§ **Work instruction**
Your task is to find every line of the listing that includes "this" and copy it.
<<<<
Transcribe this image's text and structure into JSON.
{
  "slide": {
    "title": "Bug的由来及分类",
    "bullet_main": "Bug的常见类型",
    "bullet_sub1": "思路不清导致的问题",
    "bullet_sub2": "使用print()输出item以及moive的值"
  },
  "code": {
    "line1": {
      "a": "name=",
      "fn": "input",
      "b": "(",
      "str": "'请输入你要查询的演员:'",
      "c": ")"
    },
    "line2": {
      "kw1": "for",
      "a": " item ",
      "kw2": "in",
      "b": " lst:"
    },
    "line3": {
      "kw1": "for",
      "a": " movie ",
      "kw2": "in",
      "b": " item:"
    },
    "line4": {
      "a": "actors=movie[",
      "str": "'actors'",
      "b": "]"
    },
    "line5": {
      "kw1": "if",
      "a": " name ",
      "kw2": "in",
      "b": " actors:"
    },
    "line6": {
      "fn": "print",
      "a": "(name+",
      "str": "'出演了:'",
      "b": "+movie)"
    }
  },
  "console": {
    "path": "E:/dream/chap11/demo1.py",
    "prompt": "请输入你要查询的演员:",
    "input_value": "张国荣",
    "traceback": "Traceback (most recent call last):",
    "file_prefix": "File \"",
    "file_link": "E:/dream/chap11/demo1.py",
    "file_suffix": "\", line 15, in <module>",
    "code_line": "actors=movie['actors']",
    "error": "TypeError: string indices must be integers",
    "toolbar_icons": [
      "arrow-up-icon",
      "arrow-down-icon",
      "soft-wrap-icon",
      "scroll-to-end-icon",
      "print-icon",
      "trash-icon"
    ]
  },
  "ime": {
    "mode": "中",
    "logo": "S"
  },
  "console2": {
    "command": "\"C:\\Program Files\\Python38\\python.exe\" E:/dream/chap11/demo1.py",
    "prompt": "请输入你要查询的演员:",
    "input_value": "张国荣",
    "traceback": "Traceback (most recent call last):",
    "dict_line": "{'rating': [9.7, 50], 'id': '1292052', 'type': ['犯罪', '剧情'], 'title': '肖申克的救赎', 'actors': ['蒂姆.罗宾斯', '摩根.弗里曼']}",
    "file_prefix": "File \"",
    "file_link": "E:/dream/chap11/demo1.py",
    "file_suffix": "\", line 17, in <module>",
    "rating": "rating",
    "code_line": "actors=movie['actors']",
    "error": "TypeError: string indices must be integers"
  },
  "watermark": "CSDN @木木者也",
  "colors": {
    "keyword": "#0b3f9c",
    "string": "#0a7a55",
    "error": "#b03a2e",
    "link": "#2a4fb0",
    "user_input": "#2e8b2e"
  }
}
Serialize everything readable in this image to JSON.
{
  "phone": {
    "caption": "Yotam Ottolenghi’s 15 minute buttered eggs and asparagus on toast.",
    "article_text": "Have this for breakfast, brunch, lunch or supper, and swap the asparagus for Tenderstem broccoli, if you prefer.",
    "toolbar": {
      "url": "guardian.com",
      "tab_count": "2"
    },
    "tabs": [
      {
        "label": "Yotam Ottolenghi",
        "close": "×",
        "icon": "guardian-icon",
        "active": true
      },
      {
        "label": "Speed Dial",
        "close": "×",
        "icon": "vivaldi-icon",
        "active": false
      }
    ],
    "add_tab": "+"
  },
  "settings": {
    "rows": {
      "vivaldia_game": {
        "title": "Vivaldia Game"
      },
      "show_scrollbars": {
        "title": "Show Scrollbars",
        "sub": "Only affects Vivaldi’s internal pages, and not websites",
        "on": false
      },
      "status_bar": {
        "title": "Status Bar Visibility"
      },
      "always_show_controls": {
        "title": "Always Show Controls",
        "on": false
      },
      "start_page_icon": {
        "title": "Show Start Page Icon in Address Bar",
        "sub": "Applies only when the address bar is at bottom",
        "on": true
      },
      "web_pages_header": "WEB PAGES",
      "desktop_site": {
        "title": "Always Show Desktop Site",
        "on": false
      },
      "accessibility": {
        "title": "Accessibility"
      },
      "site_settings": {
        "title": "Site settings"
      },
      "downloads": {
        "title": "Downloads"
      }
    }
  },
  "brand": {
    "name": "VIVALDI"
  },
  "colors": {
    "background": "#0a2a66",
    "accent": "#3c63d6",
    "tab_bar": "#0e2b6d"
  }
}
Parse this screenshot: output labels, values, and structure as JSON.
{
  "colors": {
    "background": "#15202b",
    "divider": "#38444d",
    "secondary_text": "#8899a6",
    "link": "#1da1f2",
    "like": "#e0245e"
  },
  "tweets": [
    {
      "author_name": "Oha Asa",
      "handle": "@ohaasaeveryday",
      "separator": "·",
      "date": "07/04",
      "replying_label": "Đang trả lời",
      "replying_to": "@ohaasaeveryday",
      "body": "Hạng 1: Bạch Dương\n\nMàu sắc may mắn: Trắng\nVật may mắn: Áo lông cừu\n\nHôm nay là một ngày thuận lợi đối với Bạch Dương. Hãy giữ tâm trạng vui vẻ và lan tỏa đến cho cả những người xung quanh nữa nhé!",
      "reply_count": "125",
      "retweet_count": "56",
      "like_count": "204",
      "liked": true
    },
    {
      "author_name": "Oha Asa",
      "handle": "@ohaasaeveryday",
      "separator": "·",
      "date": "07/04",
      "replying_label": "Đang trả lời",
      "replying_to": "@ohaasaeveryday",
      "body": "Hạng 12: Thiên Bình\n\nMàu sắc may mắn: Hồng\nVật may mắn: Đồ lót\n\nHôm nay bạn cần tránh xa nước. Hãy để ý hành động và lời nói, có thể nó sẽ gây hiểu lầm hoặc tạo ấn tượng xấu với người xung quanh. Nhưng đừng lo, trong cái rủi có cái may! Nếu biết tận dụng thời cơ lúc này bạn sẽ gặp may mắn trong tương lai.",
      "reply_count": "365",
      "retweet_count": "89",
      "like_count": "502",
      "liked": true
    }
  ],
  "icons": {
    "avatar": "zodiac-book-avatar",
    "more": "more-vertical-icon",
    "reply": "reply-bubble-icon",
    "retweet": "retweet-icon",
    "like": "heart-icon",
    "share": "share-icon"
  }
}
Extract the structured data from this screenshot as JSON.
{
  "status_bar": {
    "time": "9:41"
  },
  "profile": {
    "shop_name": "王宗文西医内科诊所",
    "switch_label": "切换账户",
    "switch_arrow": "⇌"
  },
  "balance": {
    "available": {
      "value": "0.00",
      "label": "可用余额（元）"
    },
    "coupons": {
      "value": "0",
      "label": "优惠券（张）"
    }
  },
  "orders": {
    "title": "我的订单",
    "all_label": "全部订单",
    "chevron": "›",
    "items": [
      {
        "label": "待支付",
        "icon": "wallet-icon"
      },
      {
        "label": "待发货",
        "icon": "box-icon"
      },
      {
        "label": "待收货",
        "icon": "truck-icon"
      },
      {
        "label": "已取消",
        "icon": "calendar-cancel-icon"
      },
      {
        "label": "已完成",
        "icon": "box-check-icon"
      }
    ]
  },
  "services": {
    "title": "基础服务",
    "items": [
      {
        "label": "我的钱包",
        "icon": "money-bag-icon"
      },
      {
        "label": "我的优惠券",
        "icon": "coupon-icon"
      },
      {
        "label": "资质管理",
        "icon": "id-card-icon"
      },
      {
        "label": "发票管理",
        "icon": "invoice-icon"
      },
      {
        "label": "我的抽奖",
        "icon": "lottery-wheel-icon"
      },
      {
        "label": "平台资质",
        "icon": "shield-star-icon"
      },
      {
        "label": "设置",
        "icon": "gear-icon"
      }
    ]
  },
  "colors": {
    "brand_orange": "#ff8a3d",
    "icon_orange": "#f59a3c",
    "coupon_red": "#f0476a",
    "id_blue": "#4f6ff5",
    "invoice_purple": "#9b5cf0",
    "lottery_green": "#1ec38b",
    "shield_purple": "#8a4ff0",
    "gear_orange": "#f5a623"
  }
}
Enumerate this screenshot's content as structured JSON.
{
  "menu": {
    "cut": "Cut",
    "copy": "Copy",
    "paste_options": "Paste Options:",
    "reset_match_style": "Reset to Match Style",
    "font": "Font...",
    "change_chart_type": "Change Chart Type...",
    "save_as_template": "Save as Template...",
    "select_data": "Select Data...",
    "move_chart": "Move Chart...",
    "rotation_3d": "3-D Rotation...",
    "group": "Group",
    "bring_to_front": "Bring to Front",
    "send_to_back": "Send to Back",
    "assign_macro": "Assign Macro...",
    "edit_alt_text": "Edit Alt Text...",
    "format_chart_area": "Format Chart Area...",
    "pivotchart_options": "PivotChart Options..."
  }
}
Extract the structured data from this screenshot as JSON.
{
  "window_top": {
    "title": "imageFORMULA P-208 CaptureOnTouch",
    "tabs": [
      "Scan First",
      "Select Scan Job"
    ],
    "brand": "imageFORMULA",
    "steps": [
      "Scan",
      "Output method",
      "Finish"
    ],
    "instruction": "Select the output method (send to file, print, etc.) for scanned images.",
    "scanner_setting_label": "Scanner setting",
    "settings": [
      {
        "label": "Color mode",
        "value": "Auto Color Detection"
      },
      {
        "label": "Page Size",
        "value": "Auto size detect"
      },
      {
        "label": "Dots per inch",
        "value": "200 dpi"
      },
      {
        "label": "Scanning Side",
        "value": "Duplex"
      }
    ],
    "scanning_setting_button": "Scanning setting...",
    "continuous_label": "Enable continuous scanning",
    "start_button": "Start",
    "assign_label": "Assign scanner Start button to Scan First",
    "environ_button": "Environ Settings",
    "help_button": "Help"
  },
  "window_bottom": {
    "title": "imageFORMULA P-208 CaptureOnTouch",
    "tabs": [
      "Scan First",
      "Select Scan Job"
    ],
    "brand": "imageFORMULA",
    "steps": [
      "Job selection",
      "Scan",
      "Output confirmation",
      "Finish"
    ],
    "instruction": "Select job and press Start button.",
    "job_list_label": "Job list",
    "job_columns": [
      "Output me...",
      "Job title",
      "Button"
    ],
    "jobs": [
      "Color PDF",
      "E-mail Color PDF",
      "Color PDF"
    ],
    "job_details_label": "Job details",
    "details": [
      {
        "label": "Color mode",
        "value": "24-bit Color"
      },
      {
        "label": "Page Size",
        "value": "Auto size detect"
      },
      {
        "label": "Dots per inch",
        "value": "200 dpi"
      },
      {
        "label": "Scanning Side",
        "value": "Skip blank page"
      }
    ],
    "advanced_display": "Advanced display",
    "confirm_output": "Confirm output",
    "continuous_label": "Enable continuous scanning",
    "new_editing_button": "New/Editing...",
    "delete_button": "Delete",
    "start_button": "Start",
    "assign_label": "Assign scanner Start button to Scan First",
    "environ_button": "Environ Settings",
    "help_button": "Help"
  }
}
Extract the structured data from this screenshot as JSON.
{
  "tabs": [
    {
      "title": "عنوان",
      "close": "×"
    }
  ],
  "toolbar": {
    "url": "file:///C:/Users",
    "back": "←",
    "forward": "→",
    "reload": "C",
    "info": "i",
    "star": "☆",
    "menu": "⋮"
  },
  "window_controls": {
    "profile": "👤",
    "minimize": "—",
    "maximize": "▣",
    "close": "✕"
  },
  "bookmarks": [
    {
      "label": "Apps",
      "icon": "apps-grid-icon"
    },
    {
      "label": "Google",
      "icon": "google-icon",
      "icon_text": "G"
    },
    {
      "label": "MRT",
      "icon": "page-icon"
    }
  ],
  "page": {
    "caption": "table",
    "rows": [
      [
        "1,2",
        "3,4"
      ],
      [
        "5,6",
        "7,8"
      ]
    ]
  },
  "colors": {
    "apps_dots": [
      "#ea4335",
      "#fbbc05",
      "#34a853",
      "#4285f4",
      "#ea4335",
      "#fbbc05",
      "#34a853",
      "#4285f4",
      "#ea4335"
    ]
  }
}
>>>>
§ **Worked solution**
Transcribe this image's text and structure into JSON.
Serialize everything readable in this image to JSON.
    "article_text": "Have this for breakfast, brunch, lunch or supper, and swap the asparagus for Tenderstem broccoli, if you prefer.",
Parse this screenshot: output labels, values, and structure as JSON.
Extract the structured data from this screenshot as JSON.
Enumerate this screenshot's content as structured JSON.
Extract the structured data from this screenshot as JSON.
Extract the structured data from this screenshot as JSON.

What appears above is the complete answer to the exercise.